REF: TRANSCR\0081 :MM:DJ 2.

LASKER:

But w ont this help bring the Budget period into line with the business financial year and isnt that a positive development?

... i . ' ... ; , HEWSON: Well look I, I d o n t know that argument. There's been a lot of debate for years about the best timing of Budgets. I mean, it's more important to get the Budget right, one that addresses the problems of Australia, not to make it look as if you're doing something else.

LASKER:

Doesn't it make economic sense, though, to make this Budget a tough Budget in order to address our Budget deficit? You should be pleased to see the Government taking seriously the problems with the Budget deficit.

HEWSON:

Well I don't think they are taking them seriously. I think what you're witnessing is a softening-up process, a massaging of expectations. They always go out there creating the expectation it will be tough. They give you fictitious numbers - we're starting at $18 billion, we've got to cut, cut, cut, and so on. Then on Budget night there's a big sigh of relief because things d o nt seem as bad as they led them to be.

But, you know, look, they're not going to address the problems. They're not really seriously going to cut government expenditure and try and trim back the fat of the public sector. They dont believe in that. They believe in government as an end in itself. So this is just window-dressing and posturing. It's not really dealing with the problems. I would be delighted if they did deal with the problems. But they're not doing it.

LASKER:

But if they did deal with the problems, would that create the opportunity for interest rate cuts, perhaps, after the Budget, and wouldn't that be a positive thing?

HEWSON:

Well, it's always a positive to get interest rates down. In fact, as any small business in Australia will tell you, that they're paying nearly twice the level of real interest rates that they'd pay, say, in the United States. But you've got to get them down in a way that's sustainable and defensible by putting the right fiscal policies in place. And this

Government has shown no genuine determination to put our fiscal policy in order. They just play politics with everything.

REF: TRANSCR\0081:MM:DJ 3.

LASKER:

But if they did show a genuine determination, then of course interest rates could come down and that would be a good thing, wouldn't it?

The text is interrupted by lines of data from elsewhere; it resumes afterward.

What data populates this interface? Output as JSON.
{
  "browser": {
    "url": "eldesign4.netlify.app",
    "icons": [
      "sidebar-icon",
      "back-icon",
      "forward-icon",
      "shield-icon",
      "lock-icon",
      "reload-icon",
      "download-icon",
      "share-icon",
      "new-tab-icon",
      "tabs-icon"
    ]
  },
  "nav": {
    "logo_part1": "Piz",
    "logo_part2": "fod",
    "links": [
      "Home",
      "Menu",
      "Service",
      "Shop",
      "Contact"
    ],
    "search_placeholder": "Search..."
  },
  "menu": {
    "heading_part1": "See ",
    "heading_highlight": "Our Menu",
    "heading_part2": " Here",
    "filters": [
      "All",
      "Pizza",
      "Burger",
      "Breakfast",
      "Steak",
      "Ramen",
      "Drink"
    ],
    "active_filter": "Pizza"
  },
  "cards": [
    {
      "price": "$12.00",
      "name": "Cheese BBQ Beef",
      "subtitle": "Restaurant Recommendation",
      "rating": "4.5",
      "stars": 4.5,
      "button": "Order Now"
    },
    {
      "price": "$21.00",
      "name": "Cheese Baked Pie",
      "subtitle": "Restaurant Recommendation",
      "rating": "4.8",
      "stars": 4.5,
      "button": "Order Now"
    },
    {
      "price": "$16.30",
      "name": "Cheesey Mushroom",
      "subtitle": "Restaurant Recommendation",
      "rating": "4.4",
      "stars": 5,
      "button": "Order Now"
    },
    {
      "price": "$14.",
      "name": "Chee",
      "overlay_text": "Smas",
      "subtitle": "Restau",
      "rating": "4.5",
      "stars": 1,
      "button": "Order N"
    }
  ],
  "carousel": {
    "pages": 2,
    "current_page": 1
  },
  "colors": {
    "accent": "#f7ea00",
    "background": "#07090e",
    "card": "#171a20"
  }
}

HEWSON:

If they did show a genuine determination I think I'd faint.

LASKER:

And would you support it? Would you support it?

HEWSON:

I always support lower interest rates.

Ends...